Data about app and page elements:
┌──

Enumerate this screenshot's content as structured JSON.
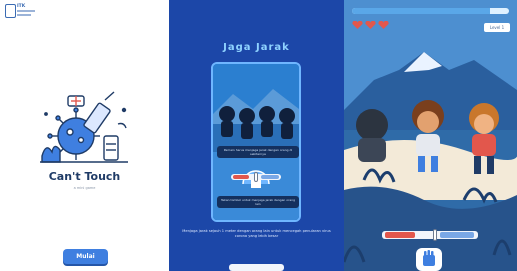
{
  "screens": {
    "title_screen": {
      "logo_text": "ITK",
      "game_title": "Can't Touch",
      "game_subtitle": "a mini game",
      "start_button": "Mulai"
    },
    "tutorial_screen": {
      "title": "Jaga Jarak",
      "bubble_top": "Pemain harus menjaga jarak dengan orang di sekitarnya",
      "bubble_bottom": "Tekan tombol untuk menjaga jarak dengan orang lain",
      "instruction": "Menjaga jarak sejauh 1 meter dengan orang lain untuk mencegah penularan virus corona yang lebih besar"
    },
    "gameplay_screen": {
      "progress": 0.88,
      "hearts": 3,
      "level_label": "Level 1",
      "distance_indicator": 0.55
    }
  },
  "colors": {
    "primary_blue": "#3f7fe0",
    "panel_blue": "#1c47a8",
    "title_cyan": "#8fd3ff",
    "heart_red": "#e2574c"
  }
}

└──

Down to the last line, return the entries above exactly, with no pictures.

## TASK OUTPUT
Enumerate this screenshot's content as structured JSON.
{
  "screens": {
    "title_screen": {
      "logo_text": "ITK",
      "game_title": "Can't Touch",
      "game_subtitle": "a mini game",
      "start_button": "Mulai"
    },
    "tutorial_screen": {
      "title": "Jaga Jarak",
      "bubble_top": "Pemain harus menjaga jarak dengan orang di sekitarnya",
      "bubble_bottom": "Tekan tombol untuk menjaga jarak dengan orang lain",
      "instruction": "Menjaga jarak sejauh 1 meter dengan orang lain untuk mencegah penularan virus corona yang lebih besar"
    },
    "gameplay_screen": {
      "progress": 0.88,
      "hearts": 3,
      "level_label": "Level 1",
      "distance_indicator": 0.55
    }
  },
  "colors": {
    "primary_blue": "#3f7fe0",
    "panel_blue": "#1c47a8",
    "title_cyan": "#8fd3ff",
    "heart_red": "#e2574c"
  }
}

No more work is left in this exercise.